Items from an interface collection
+++
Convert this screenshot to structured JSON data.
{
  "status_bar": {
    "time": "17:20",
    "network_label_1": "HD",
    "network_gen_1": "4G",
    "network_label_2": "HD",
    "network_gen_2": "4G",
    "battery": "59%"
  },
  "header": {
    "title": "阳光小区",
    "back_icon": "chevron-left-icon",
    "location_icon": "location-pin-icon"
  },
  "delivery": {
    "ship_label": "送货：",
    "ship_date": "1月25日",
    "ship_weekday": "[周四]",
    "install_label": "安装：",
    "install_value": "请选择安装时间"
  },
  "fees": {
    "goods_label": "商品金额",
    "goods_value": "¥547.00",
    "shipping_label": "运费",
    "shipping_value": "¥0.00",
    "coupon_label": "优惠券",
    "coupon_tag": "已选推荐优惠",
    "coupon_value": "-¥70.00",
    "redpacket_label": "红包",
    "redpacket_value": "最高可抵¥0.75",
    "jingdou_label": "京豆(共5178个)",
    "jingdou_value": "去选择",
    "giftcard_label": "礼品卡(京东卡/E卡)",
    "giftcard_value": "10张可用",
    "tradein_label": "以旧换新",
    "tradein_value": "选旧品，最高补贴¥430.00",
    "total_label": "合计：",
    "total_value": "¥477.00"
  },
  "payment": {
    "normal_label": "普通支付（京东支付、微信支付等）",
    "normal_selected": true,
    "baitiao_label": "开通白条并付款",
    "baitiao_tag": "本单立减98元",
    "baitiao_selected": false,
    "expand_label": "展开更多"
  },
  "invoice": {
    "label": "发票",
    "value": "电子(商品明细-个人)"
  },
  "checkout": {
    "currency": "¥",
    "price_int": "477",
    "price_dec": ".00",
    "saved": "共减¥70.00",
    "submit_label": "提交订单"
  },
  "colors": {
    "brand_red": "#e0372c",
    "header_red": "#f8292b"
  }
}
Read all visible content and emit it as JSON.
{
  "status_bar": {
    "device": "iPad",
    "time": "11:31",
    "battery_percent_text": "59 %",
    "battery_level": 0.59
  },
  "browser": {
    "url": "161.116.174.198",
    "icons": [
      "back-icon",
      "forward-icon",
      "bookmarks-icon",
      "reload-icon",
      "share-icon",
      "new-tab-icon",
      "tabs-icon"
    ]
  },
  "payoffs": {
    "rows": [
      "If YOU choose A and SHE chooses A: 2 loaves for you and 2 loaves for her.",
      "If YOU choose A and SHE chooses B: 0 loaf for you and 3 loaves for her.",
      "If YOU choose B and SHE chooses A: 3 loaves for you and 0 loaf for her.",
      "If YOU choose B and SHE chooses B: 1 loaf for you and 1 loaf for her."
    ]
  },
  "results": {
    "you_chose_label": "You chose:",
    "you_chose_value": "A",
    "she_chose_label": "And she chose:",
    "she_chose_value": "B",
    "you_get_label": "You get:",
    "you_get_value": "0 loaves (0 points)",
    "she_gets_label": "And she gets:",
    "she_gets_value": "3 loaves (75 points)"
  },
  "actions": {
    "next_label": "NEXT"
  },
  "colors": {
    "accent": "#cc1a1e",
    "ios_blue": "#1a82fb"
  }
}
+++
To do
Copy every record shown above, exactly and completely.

Reply to the task
Convert this screenshot to structured JSON data.
{
  "status_bar": {
    "time": "17:20",
    "network_label_1": "HD",
    "network_gen_1": "4G",
    "network_label_2": "HD",
    "network_gen_2": "4G",
    "battery": "59%"
  },
  "header": {
    "title": "阳光小区",
    "back_icon": "chevron-left-icon",
    "location_icon": "location-pin-icon"
  },
  "delivery": {
    "ship_label": "送货：",
    "ship_date": "1月25日",
    "ship_weekday": "[周四]",
    "install_label": "安装：",
    "install_value": "请选择安装时间"
  },
  "fees": {
    "goods_label": "商品金额",
    "goods_value": "¥547.00",
    "shipping_label": "运费",
    "shipping_value": "¥0.00",
    "coupon_label": "优惠券",
    "coupon_tag": "已选推荐优惠",
    "coupon_value": "-¥70.00",
    "redpacket_label": "红包",
    "redpacket_value": "最高可抵¥0.75",
    "jingdou_label": "京豆(共5178个)",
    "jingdou_value": "去选择",
    "giftcard_label": "礼品卡(京东卡/E卡)",
    "giftcard_value": "10张可用",
    "tradein_label": "以旧换新",
    "tradein_value": "选旧品，最高补贴¥430.00",
    "total_label": "合计：",
    "total_value": "¥477.00"
  },
  "payment": {
    "normal_label": "普通支付（京东支付、微信支付等）",
    "normal_selected": true,
    "baitiao_label": "开通白条并付款",
    "baitiao_tag": "本单立减98元",
    "baitiao_selected": false,
    "expand_label": "展开更多"
  },
  "invoice": {
    "label": "发票",
    "value": "电子(商品明细-个人)"
  },
  "checkout": {
    "currency": "¥",
    "price_int": "477",
    "price_dec": ".00",
    "saved": "共减¥70.00",
    "submit_label": "提交订单"
  },
  "colors": {
    "brand_red": "#e0372c",
    "header_red": "#f8292b"
  }
}
Read all visible content and emit it as JSON.
{
  "status_bar": {
    "device": "iPad",
    "time": "11:31",
    "battery_percent_text": "59 %",
    "battery_level": 0.59
  },
  "browser": {
    "url": "161.116.174.198",
    "icons": [
      "back-icon",
      "forward-icon",
      "bookmarks-icon",
      "reload-icon",
      "share-icon",
      "new-tab-icon",
      "tabs-icon"
    ]
  },
  "payoffs": {
    "rows": [
      "If YOU choose A and SHE chooses A: 2 loaves for you and 2 loaves for her.",
      "If YOU choose A and SHE chooses B: 0 loaf for you and 3 loaves for her.",
      "If YOU choose B and SHE chooses A: 3 loaves for you and 0 loaf for her.",
      "If YOU choose B and SHE chooses B: 1 loaf for you and 1 loaf for her."
    ]
  },
  "results": {
    "you_chose_label": "You chose:",
    "you_chose_value": "A",
    "she_chose_label": "And she chose:",
    "she_chose_value": "B",
    "you_get_label": "You get:",
    "you_get_value": "0 loaves (0 points)",
    "she_gets_label": "And she gets:",
    "she_gets_value": "3 loaves (75 points)"
  },
  "actions": {
    "next_label": "NEXT"
  },
  "colors": {
    "accent": "#cc1a1e",
    "ios_blue": "#1a82fb"
  }
}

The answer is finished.